# Work task
In the data below, reproduce everything exactly except the images.

# Dataset content
* * *
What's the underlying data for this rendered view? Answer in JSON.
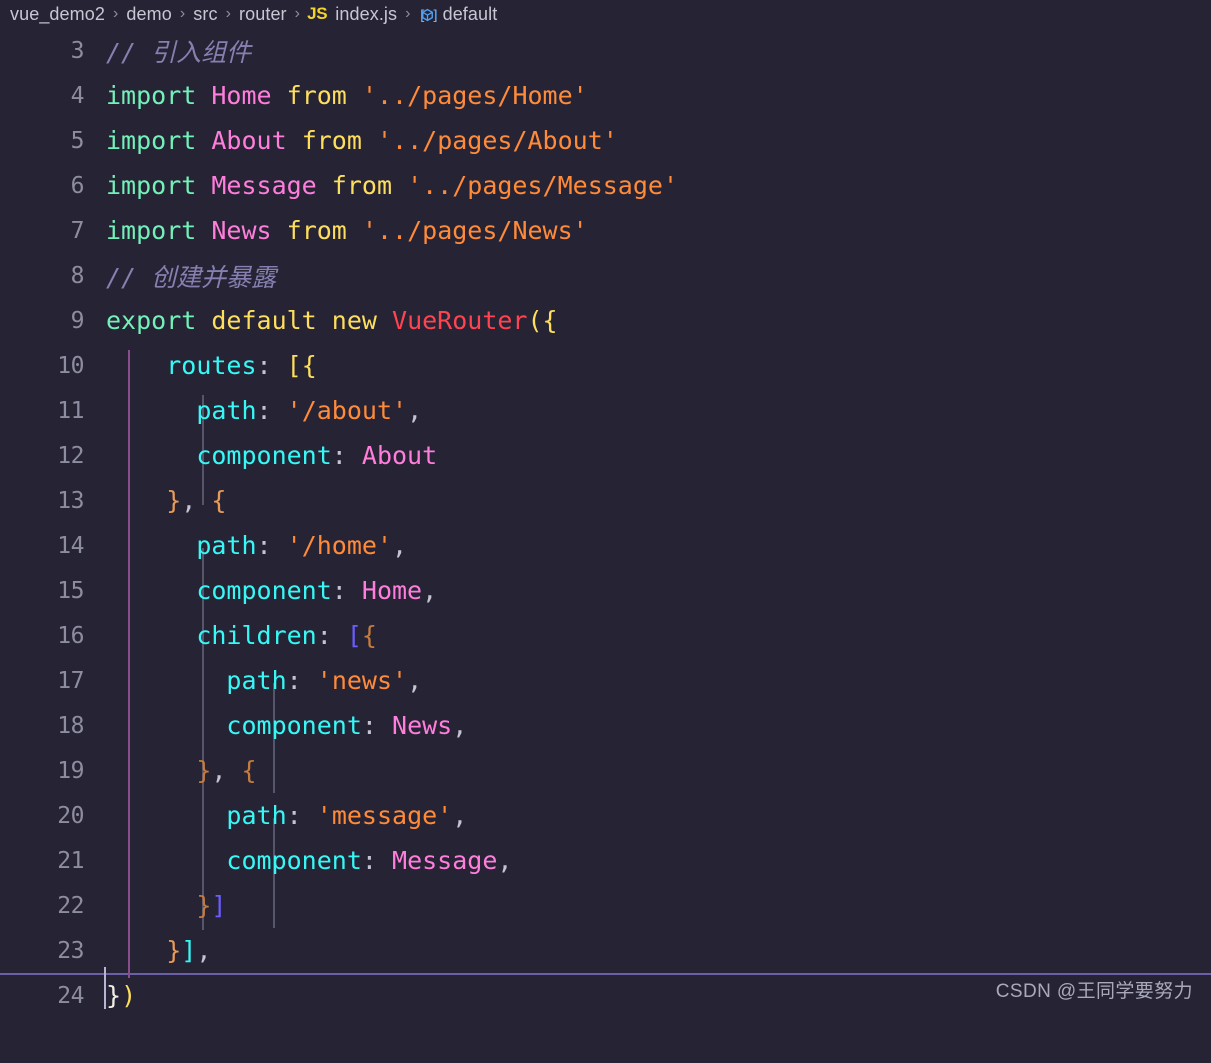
{
  "window": {
    "background": "#262335",
    "theme_name": "synthwave-dark"
  },
  "breadcrumb": {
    "separator": "›",
    "items": [
      {
        "label": "vue_demo2",
        "icon": null
      },
      {
        "label": "demo",
        "icon": null
      },
      {
        "label": "src",
        "icon": null
      },
      {
        "label": "router",
        "icon": null
      },
      {
        "label": "index.js",
        "icon": "js-badge",
        "badge": "JS"
      },
      {
        "label": "default",
        "icon": "symbol-cube-icon"
      }
    ]
  },
  "editor": {
    "language": "javascript",
    "file_name": "index.js",
    "current_line": 24,
    "first_visible_line": 3,
    "last_visible_line": 24,
    "lines": [
      {
        "number": "3",
        "text": "// 引入组件"
      },
      {
        "number": "4",
        "text": "import Home from '../pages/Home'"
      },
      {
        "number": "5",
        "text": "import About from '../pages/About'"
      },
      {
        "number": "6",
        "text": "import Message from '../pages/Message'"
      },
      {
        "number": "7",
        "text": "import News from '../pages/News'"
      },
      {
        "number": "8",
        "text": "// 创建并暴露"
      },
      {
        "number": "9",
        "text": "export default new VueRouter({"
      },
      {
        "number": "10",
        "text": "    routes: [{"
      },
      {
        "number": "11",
        "text": "        path: '/about',"
      },
      {
        "number": "12",
        "text": "        component: About"
      },
      {
        "number": "13",
        "text": "    }, {"
      },
      {
        "number": "14",
        "text": "        path: '/home',"
      },
      {
        "number": "15",
        "text": "        component: Home,"
      },
      {
        "number": "16",
        "text": "        children: [{"
      },
      {
        "number": "17",
        "text": "            path: 'news',"
      },
      {
        "number": "18",
        "text": "            component: News,"
      },
      {
        "number": "19",
        "text": "        }, {"
      },
      {
        "number": "20",
        "text": "            path: 'message',"
      },
      {
        "number": "21",
        "text": "            component: Message,"
      },
      {
        "number": "22",
        "text": "        }]"
      },
      {
        "number": "23",
        "text": "    }],"
      },
      {
        "number": "24",
        "text": "})"
      }
    ],
    "tokens": {
      "line3": {
        "comment": "// 引入组件"
      },
      "line4": {
        "kw": "import",
        "cls": "Home",
        "from": "from",
        "str": "'../pages/Home'"
      },
      "line5": {
        "kw": "import",
        "cls": "About",
        "from": "from",
        "str": "'../pages/About'"
      },
      "line6": {
        "kw": "import",
        "cls": "Message",
        "from": "from",
        "str": "'../pages/Message'"
      },
      "line7": {
        "kw": "import",
        "cls": "News",
        "from": "from",
        "str": "'../pages/News'"
      },
      "line8": {
        "comment": "// 创建并暴露"
      },
      "line9": {
        "kw": "export",
        "kw2": "default",
        "kw3": "new",
        "fn": "VueRouter",
        "open": "({"
      },
      "line10": {
        "prop": "routes",
        "colon": ":",
        "open": "[{"
      },
      "line11": {
        "prop": "path",
        "colon": ":",
        "str": "'/about'",
        "comma": ","
      },
      "line12": {
        "prop": "component",
        "colon": ":",
        "cls": "About"
      },
      "line13": {
        "close": "}",
        "comma": ",",
        "open": "{"
      },
      "line14": {
        "prop": "path",
        "colon": ":",
        "str": "'/home'",
        "comma": ","
      },
      "line15": {
        "prop": "component",
        "colon": ":",
        "cls": "Home",
        "comma": ","
      },
      "line16": {
        "prop": "children",
        "colon": ":",
        "open_b": "[",
        "open_c": "{"
      },
      "line17": {
        "prop": "path",
        "colon": ":",
        "str": "'news'",
        "comma": ","
      },
      "line18": {
        "prop": "component",
        "colon": ":",
        "cls": "News",
        "comma": ","
      },
      "line19": {
        "close": "}",
        "comma": ",",
        "open": "{"
      },
      "line20": {
        "prop": "path",
        "colon": ":",
        "str": "'message'",
        "comma": ","
      },
      "line21": {
        "prop": "component",
        "colon": ":",
        "cls": "Message",
        "comma": ","
      },
      "line22": {
        "close_c": "}",
        "close_b": "]"
      },
      "line23": {
        "close_c": "}",
        "close_b": "]",
        "comma": ","
      },
      "line24": {
        "close_c": "}",
        "close_p": ")"
      }
    },
    "colors": {
      "background": "#262335",
      "line_number": "#8d8da0",
      "comment": "#8680b0",
      "keyword": "#72f1b8",
      "keyword_alt": "#fede5d",
      "class_name": "#ff7edb",
      "function_name": "#fe4450",
      "string": "#ff8b39",
      "property": "#36f9f6",
      "punctuation": "#c4c4d4",
      "indent_guide_active": "#8a4d8c",
      "indent_guide": "#55556b",
      "current_line_border": "#6b5fa8"
    }
  },
  "watermark": {
    "text": "CSDN @王同学要努力"
  }
}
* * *
# Result of this exercise
What's the underlying data for this rendered view? Answer in JSON.
{
  "window": {
    "background": "#262335",
    "theme_name": "synthwave-dark"
  },
  "breadcrumb": {
    "separator": "›",
    "items": [
      {
        "label": "vue_demo2",
        "icon": null
      },
      {
        "label": "demo",
        "icon": null
      },
      {
        "label": "src",
        "icon": null
      },
      {
        "label": "router",
        "icon": null
      },
      {
        "label": "index.js",
        "icon": "js-badge",
        "badge": "JS"
      },
      {
        "label": "default",
        "icon": "symbol-cube-icon"
      }
    ]
  },
  "editor": {
    "language": "javascript",
    "file_name": "index.js",
    "current_line": 24,
    "first_visible_line": 3,
    "last_visible_line": 24,
    "lines": [
      {
        "number": "3",
        "text": "// 引入组件"
      },
      {
        "number": "4",
        "text": "import Home from '../pages/Home'"
      },
      {
        "number": "5",
        "text": "import About from '../pages/About'"
      },
      {
        "number": "6",
        "text": "import Message from '../pages/Message'"
      },
      {
        "number": "7",
        "text": "import News from '../pages/News'"
      },
      {
        "number": "8",
        "text": "// 创建并暴露"
      },
      {
        "number": "9",
        "text": "export default new VueRouter({"
      },
      {
        "number": "10",
        "text": "    routes: [{"
      },
      {
        "number": "11",
        "text": "        path: '/about',"
      },
      {
        "number": "12",
        "text": "        component: About"
      },
      {
        "number": "13",
        "text": "    }, {"
      },
      {
        "number": "14",
        "text": "        path: '/home',"
      },
      {
        "number": "15",
        "text": "        component: Home,"
      },
      {
        "number": "16",
        "text": "        children: [{"
      },
      {
        "number": "17",
        "text": "            path: 'news',"
      },
      {
        "number": "18",
        "text": "            component: News,"
      },
      {
        "number": "19",
        "text": "        }, {"
      },
      {
        "number": "20",
        "text": "            path: 'message',"
      },
      {
        "number": "21",
        "text": "            component: Message,"
      },
      {
        "number": "22",
        "text": "        }]"
      },
      {
        "number": "23",
        "text": "    }],"
      },
      {
        "number": "24",
        "text": "})"
      }
    ],
    "tokens": {
      "line3": {
        "comment": "// 引入组件"
      },
      "line4": {
        "kw": "import",
        "cls": "Home",
        "from": "from",
        "str": "'../pages/Home'"
      },
      "line5": {
        "kw": "import",
        "cls": "About",
        "from": "from",
        "str": "'../pages/About'"
      },
      "line6": {
        "kw": "import",
        "cls": "Message",
        "from": "from",
        "str": "'../pages/Message'"
      },
      "line7": {
        "kw": "import",
        "cls": "News",
        "from": "from",
        "str": "'../pages/News'"
      },
      "line8": {
        "comment": "// 创建并暴露"
      },
      "line9": {
        "kw": "export",
        "kw2": "default",
        "kw3": "new",
        "fn": "VueRouter",
        "open": "({"
      },
      "line10": {
        "prop": "routes",
        "colon": ":",
        "open": "[{"
      },
      "line11": {
        "prop": "path",
        "colon": ":",
        "str": "'/about'",
        "comma": ","
      },
      "line12": {
        "prop": "component",
        "colon": ":",
        "cls": "About"
      },
      "line13": {
        "close": "}",
        "comma": ",",
        "open": "{"
      },
      "line14": {
        "prop": "path",
        "colon": ":",
        "str": "'/home'",
        "comma": ","
      },
      "line15": {
        "prop": "component",
        "colon": ":",
        "cls": "Home",
        "comma": ","
      },
      "line16": {
        "prop": "children",
        "colon": ":",
        "open_b": "[",
        "open_c": "{"
      },
      "line17": {
        "prop": "path",
        "colon": ":",
        "str": "'news'",
        "comma": ","
      },
      "line18": {
        "prop": "component",
        "colon": ":",
        "cls": "News",
        "comma": ","
      },
      "line19": {
        "close": "}",
        "comma": ",",
        "open": "{"
      },
      "line20": {
        "prop": "path",
        "colon": ":",
        "str": "'message'",
        "comma": ","
      },
      "line21": {
        "prop": "component",
        "colon": ":",
        "cls": "Message",
        "comma": ","
      },
      "line22": {
        "close_c": "}",
        "close_b": "]"
      },
      "line23": {
        "close_c": "}",
        "close_b": "]",
        "comma": ","
      },
      "line24": {
        "close_c": "}",
        "close_p": ")"
      }
    },
    "colors": {
      "background": "#262335",
      "line_number": "#8d8da0",
      "comment": "#8680b0",
      "keyword": "#72f1b8",
      "keyword_alt": "#fede5d",
      "class_name": "#ff7edb",
      "function_name": "#fe4450",
      "string": "#ff8b39",
      "property": "#36f9f6",
      "punctuation": "#c4c4d4",
      "indent_guide_active": "#8a4d8c",
      "indent_guide": "#55556b",
      "current_line_border": "#6b5fa8"
    }
  },
  "watermark": {
    "text": "CSDN @王同学要努力"
  }
}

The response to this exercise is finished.